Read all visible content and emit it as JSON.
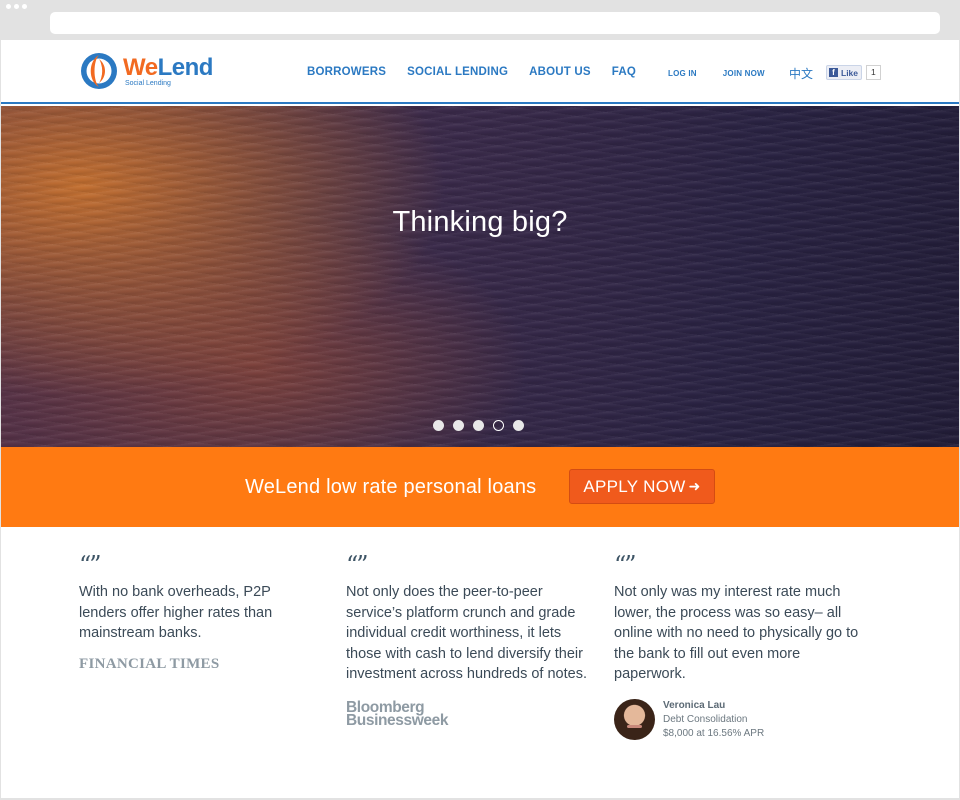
{
  "header": {
    "logo": {
      "name_we": "We",
      "name_lend": "Lend",
      "tagline": "Social Lending"
    },
    "nav_main": [
      "BORROWERS",
      "SOCIAL LENDING",
      "ABOUT US",
      "FAQ"
    ],
    "nav_small": [
      "LOG IN",
      "JOIN NOW"
    ],
    "language": "中文",
    "facebook": {
      "like_label": "Like",
      "count": "1"
    }
  },
  "hero": {
    "title": "Thinking big?",
    "slides": 5,
    "active_slide": 4
  },
  "band": {
    "text": "WeLend low rate personal loans",
    "apply_label": "APPLY NOW",
    "apply_arrow": "➜"
  },
  "testimonials": [
    {
      "quote_mark": "“”",
      "text": "With no bank overheads, P2P lenders offer higher rates than mainstream banks.",
      "source": "FINANCIAL TIMES"
    },
    {
      "quote_mark": "“”",
      "text": "Not only does the peer-to-peer service’s platform crunch and grade individual credit worthiness, it lets those with cash to lend diversify their investment across hundreds of notes.",
      "source_line1": "Bloomberg",
      "source_line2": "Businessweek"
    },
    {
      "quote_mark": "“”",
      "text": "Not only was my interest rate much lower, the process was so easy– all online with no need to physically go to the bank to fill out even more paperwork.",
      "person": {
        "name": "Veronica Lau",
        "purpose": "Debt Consolidation",
        "loan": "$8,000 at 16.56% APR"
      }
    }
  ],
  "colors": {
    "brand_blue": "#2b79c2",
    "brand_orange": "#f26a21",
    "band_orange": "#ff7a12",
    "button_orange": "#f05a1c"
  }
}
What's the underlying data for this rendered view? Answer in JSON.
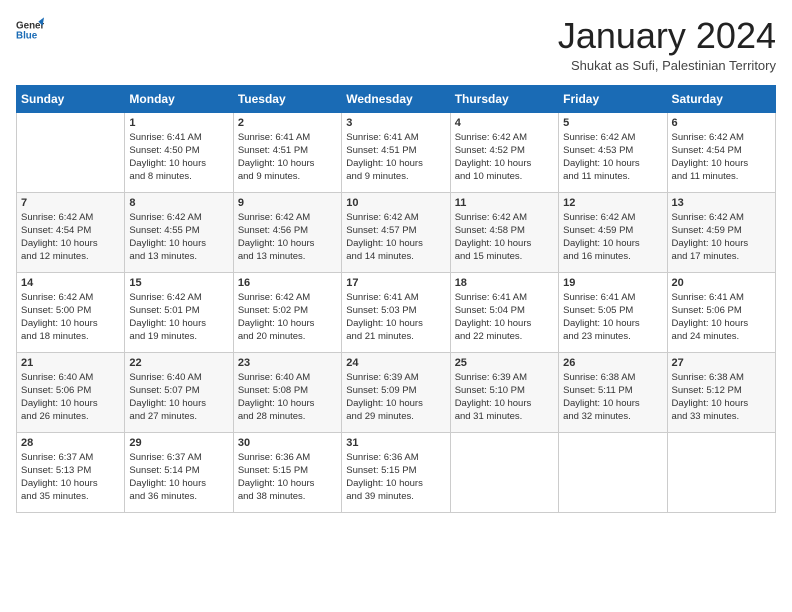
{
  "header": {
    "logo_general": "General",
    "logo_blue": "Blue",
    "title": "January 2024",
    "subtitle": "Shukat as Sufi, Palestinian Territory"
  },
  "weekdays": [
    "Sunday",
    "Monday",
    "Tuesday",
    "Wednesday",
    "Thursday",
    "Friday",
    "Saturday"
  ],
  "weeks": [
    [
      {
        "day": "",
        "info": ""
      },
      {
        "day": "1",
        "info": "Sunrise: 6:41 AM\nSunset: 4:50 PM\nDaylight: 10 hours\nand 8 minutes."
      },
      {
        "day": "2",
        "info": "Sunrise: 6:41 AM\nSunset: 4:51 PM\nDaylight: 10 hours\nand 9 minutes."
      },
      {
        "day": "3",
        "info": "Sunrise: 6:41 AM\nSunset: 4:51 PM\nDaylight: 10 hours\nand 9 minutes."
      },
      {
        "day": "4",
        "info": "Sunrise: 6:42 AM\nSunset: 4:52 PM\nDaylight: 10 hours\nand 10 minutes."
      },
      {
        "day": "5",
        "info": "Sunrise: 6:42 AM\nSunset: 4:53 PM\nDaylight: 10 hours\nand 11 minutes."
      },
      {
        "day": "6",
        "info": "Sunrise: 6:42 AM\nSunset: 4:54 PM\nDaylight: 10 hours\nand 11 minutes."
      }
    ],
    [
      {
        "day": "7",
        "info": "Sunrise: 6:42 AM\nSunset: 4:54 PM\nDaylight: 10 hours\nand 12 minutes."
      },
      {
        "day": "8",
        "info": "Sunrise: 6:42 AM\nSunset: 4:55 PM\nDaylight: 10 hours\nand 13 minutes."
      },
      {
        "day": "9",
        "info": "Sunrise: 6:42 AM\nSunset: 4:56 PM\nDaylight: 10 hours\nand 13 minutes."
      },
      {
        "day": "10",
        "info": "Sunrise: 6:42 AM\nSunset: 4:57 PM\nDaylight: 10 hours\nand 14 minutes."
      },
      {
        "day": "11",
        "info": "Sunrise: 6:42 AM\nSunset: 4:58 PM\nDaylight: 10 hours\nand 15 minutes."
      },
      {
        "day": "12",
        "info": "Sunrise: 6:42 AM\nSunset: 4:59 PM\nDaylight: 10 hours\nand 16 minutes."
      },
      {
        "day": "13",
        "info": "Sunrise: 6:42 AM\nSunset: 4:59 PM\nDaylight: 10 hours\nand 17 minutes."
      }
    ],
    [
      {
        "day": "14",
        "info": "Sunrise: 6:42 AM\nSunset: 5:00 PM\nDaylight: 10 hours\nand 18 minutes."
      },
      {
        "day": "15",
        "info": "Sunrise: 6:42 AM\nSunset: 5:01 PM\nDaylight: 10 hours\nand 19 minutes."
      },
      {
        "day": "16",
        "info": "Sunrise: 6:42 AM\nSunset: 5:02 PM\nDaylight: 10 hours\nand 20 minutes."
      },
      {
        "day": "17",
        "info": "Sunrise: 6:41 AM\nSunset: 5:03 PM\nDaylight: 10 hours\nand 21 minutes."
      },
      {
        "day": "18",
        "info": "Sunrise: 6:41 AM\nSunset: 5:04 PM\nDaylight: 10 hours\nand 22 minutes."
      },
      {
        "day": "19",
        "info": "Sunrise: 6:41 AM\nSunset: 5:05 PM\nDaylight: 10 hours\nand 23 minutes."
      },
      {
        "day": "20",
        "info": "Sunrise: 6:41 AM\nSunset: 5:06 PM\nDaylight: 10 hours\nand 24 minutes."
      }
    ],
    [
      {
        "day": "21",
        "info": "Sunrise: 6:40 AM\nSunset: 5:06 PM\nDaylight: 10 hours\nand 26 minutes."
      },
      {
        "day": "22",
        "info": "Sunrise: 6:40 AM\nSunset: 5:07 PM\nDaylight: 10 hours\nand 27 minutes."
      },
      {
        "day": "23",
        "info": "Sunrise: 6:40 AM\nSunset: 5:08 PM\nDaylight: 10 hours\nand 28 minutes."
      },
      {
        "day": "24",
        "info": "Sunrise: 6:39 AM\nSunset: 5:09 PM\nDaylight: 10 hours\nand 29 minutes."
      },
      {
        "day": "25",
        "info": "Sunrise: 6:39 AM\nSunset: 5:10 PM\nDaylight: 10 hours\nand 31 minutes."
      },
      {
        "day": "26",
        "info": "Sunrise: 6:38 AM\nSunset: 5:11 PM\nDaylight: 10 hours\nand 32 minutes."
      },
      {
        "day": "27",
        "info": "Sunrise: 6:38 AM\nSunset: 5:12 PM\nDaylight: 10 hours\nand 33 minutes."
      }
    ],
    [
      {
        "day": "28",
        "info": "Sunrise: 6:37 AM\nSunset: 5:13 PM\nDaylight: 10 hours\nand 35 minutes."
      },
      {
        "day": "29",
        "info": "Sunrise: 6:37 AM\nSunset: 5:14 PM\nDaylight: 10 hours\nand 36 minutes."
      },
      {
        "day": "30",
        "info": "Sunrise: 6:36 AM\nSunset: 5:15 PM\nDaylight: 10 hours\nand 38 minutes."
      },
      {
        "day": "31",
        "info": "Sunrise: 6:36 AM\nSunset: 5:15 PM\nDaylight: 10 hours\nand 39 minutes."
      },
      {
        "day": "",
        "info": ""
      },
      {
        "day": "",
        "info": ""
      },
      {
        "day": "",
        "info": ""
      }
    ]
  ]
}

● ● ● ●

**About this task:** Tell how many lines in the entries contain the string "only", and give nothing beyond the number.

**Response area:** 2